    I wish I could hear your messages. Someday you need to get a CD set of various messages. You have a big fan base here & we're rooting for you!!

  • philshomo

    Sayin a prayer for ya today Andy. What an exciting day for advancing God's Kingdom in this world. Prayin that many, many people today see God's heart more accurately… people on both sides of the chasm. Keep it up Bro… you're a crucial frontliner in Jesus' cause in our world and many of us are very proud of what you were doing and especially what you are about.

  • Chris S.

    Sounds like a great time! Had I known I would have greeted you at the airport! I live 2 miles away!

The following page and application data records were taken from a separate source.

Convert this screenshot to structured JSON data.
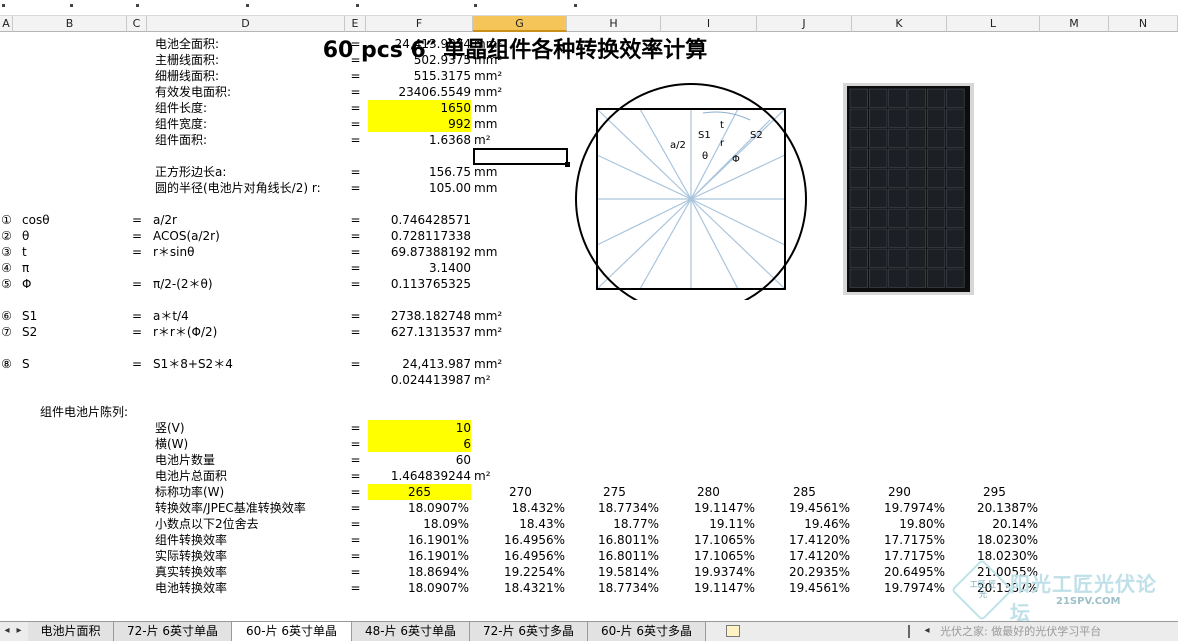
{
  "columns": [
    "A",
    "B",
    "C",
    "D",
    "E",
    "F",
    "G",
    "H",
    "I",
    "J",
    "K",
    "L",
    "M",
    "N"
  ],
  "selected_column": "G",
  "title": "60 pcs 6″ 单晶组件各种转换效率计算",
  "area": {
    "rows": [
      {
        "label": "电池全面积:",
        "eq": "=",
        "value": "24,413.9874",
        "unit": "mm²"
      },
      {
        "label": "主栅线面积:",
        "eq": "=",
        "value": "502.9375",
        "unit": "mm²"
      },
      {
        "label": "细栅线面积:",
        "eq": "=",
        "value": "515.3175",
        "unit": "mm²"
      },
      {
        "label": "有效发电面积:",
        "eq": "=",
        "value": "23406.5549",
        "unit": "mm²"
      },
      {
        "label": "组件长度:",
        "eq": "=",
        "value": "1650",
        "unit": "mm"
      },
      {
        "label": "组件宽度:",
        "eq": "=",
        "value": "992",
        "unit": "mm"
      },
      {
        "label": "组件面积:",
        "eq": "=",
        "value": "1.6368",
        "unit": "m²"
      }
    ],
    "square_label": "正方形边长a:",
    "square_value": "156.75",
    "square_unit": "mm",
    "radius_label": "圆的半径(电池片对角线长/2) r:",
    "radius_value": "105.00",
    "radius_unit": "mm"
  },
  "formulas": [
    {
      "num": "①",
      "sym": "cosθ",
      "eq1": "=",
      "expr": "a/2r",
      "eq2": "=",
      "value": "0.746428571",
      "unit": ""
    },
    {
      "num": "②",
      "sym": "θ",
      "eq1": "=",
      "expr": "ACOS(a/2r)",
      "eq2": "=",
      "value": "0.728117338",
      "unit": ""
    },
    {
      "num": "③",
      "sym": "t",
      "eq1": "=",
      "expr": "r＊sinθ",
      "eq2": "=",
      "value": "69.87388192",
      "unit": "mm"
    },
    {
      "num": "④",
      "sym": "π",
      "eq1": "",
      "expr": "",
      "eq2": "=",
      "value": "3.1400",
      "unit": ""
    },
    {
      "num": "⑤",
      "sym": "Φ",
      "eq1": "=",
      "expr": "π/2-(2＊θ)",
      "eq2": "=",
      "value": "0.113765325",
      "unit": ""
    },
    {
      "num": "⑥",
      "sym": "S1",
      "eq1": "=",
      "expr": "a＊t/4",
      "eq2": "=",
      "value": "2738.182748",
      "unit": "mm²"
    },
    {
      "num": "⑦",
      "sym": "S2",
      "eq1": "=",
      "expr": "r＊r＊(Φ/2)",
      "eq2": "=",
      "value": "627.1313537",
      "unit": "mm²"
    },
    {
      "num": "⑧",
      "sym": "S",
      "eq1": "=",
      "expr": "S1＊8+S2＊4",
      "eq2": "=",
      "value": "24,413.987",
      "unit": "mm²"
    }
  ],
  "s_value_m2": "0.024413987",
  "s_unit_m2": "m²",
  "diagram_labels": {
    "t": "t",
    "s1": "S1",
    "s2": "S2",
    "a2": "a/2",
    "r": "r",
    "theta": "θ",
    "phi": "Φ"
  },
  "array_section": {
    "heading": "组件电池片陈列:",
    "rows": [
      {
        "label": "竖(V)",
        "eq": "=",
        "value": "10",
        "unit": ""
      },
      {
        "label": "横(W)",
        "eq": "=",
        "value": "6",
        "unit": ""
      },
      {
        "label": "电池片数量",
        "eq": "=",
        "value": "60",
        "unit": ""
      },
      {
        "label": "电池片总面积",
        "eq": "=",
        "value": "1.464839244",
        "unit": "m²"
      }
    ]
  },
  "power_table": {
    "power_label": "标称功率(W)",
    "powers": [
      "265",
      "270",
      "275",
      "280",
      "285",
      "290",
      "295"
    ],
    "rows": [
      {
        "label": "转换效率/JPEC基准转换效率",
        "values": [
          "18.0907%",
          "18.432%",
          "18.7734%",
          "19.1147%",
          "19.4561%",
          "19.7974%",
          "20.1387%"
        ]
      },
      {
        "label": "小数点以下2位舍去",
        "values": [
          "18.09%",
          "18.43%",
          "18.77%",
          "19.11%",
          "19.46%",
          "19.80%",
          "20.14%"
        ]
      },
      {
        "label": "组件转换效率",
        "values": [
          "16.1901%",
          "16.4956%",
          "16.8011%",
          "17.1065%",
          "17.4120%",
          "17.7175%",
          "18.0230%"
        ]
      },
      {
        "label": "实际转换效率",
        "values": [
          "16.1901%",
          "16.4956%",
          "16.8011%",
          "17.1065%",
          "17.4120%",
          "17.7175%",
          "18.0230%"
        ]
      },
      {
        "label": "真实转换效率",
        "values": [
          "18.8694%",
          "19.2254%",
          "19.5814%",
          "19.9374%",
          "20.2935%",
          "20.6495%",
          "21.0055%"
        ]
      },
      {
        "label": "电池转换效率",
        "values": [
          "18.0907%",
          "18.4321%",
          "18.7734%",
          "19.1147%",
          "19.4561%",
          "19.7974%",
          "20.1387%"
        ]
      }
    ]
  },
  "tabs": [
    "电池片面积",
    "72-片 6英寸单晶",
    "60-片 6英寸单晶",
    "48-片 6英寸单晶",
    "72-片 6英寸多晶",
    "60-片 6英寸多晶"
  ],
  "active_tab": "60-片 6英寸单晶",
  "watermark": {
    "badge": "工匠 匠光",
    "brand": "阳光工匠光伏论坛",
    "url": "21SPV.COM",
    "slogan": "光伏之家: 做最好的光伏学习平台"
  },
  "colors": {
    "highlight": "#ffff00",
    "selected_header": "#f5c55a",
    "diagram_lines": "#a9c4dc",
    "panel": "#1a1a1a"
  }
}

  • Andrew Marin

    The time spent at Colgate was outstanding. Both the Christian and GLBT groups on campus have a very clear heart to do some really out of the box type stuff that shows what each one is all about:

    "Jesus just isn't inside a church's 4 walls" from the Christian group


    "We're not here to try and force anyone to believe like us, we just want to be ourselves and do something for our campus and community" from the GLBT group

    Both were so inviting, and excited to get things rolling on a larger scale in and around Hamilton, NY. The questions, the dialogue, the intriquement; it was all a model of best-case scenario of what can happen across the country. At the end of the day I had a lesbian, crying, come up to me and say:

    "Thank you so much for being you and doing what you do. This was the first time in my life I have ever felt the Spirit move my soul – and I was raised in a Southern Baptist home! My life is different now today, than it was the past 20 years … and that is because I can see Christ again because of you. Thanks."

    It's moments and times like that, that I realize what this bridge building work can actually accomplish. Much love.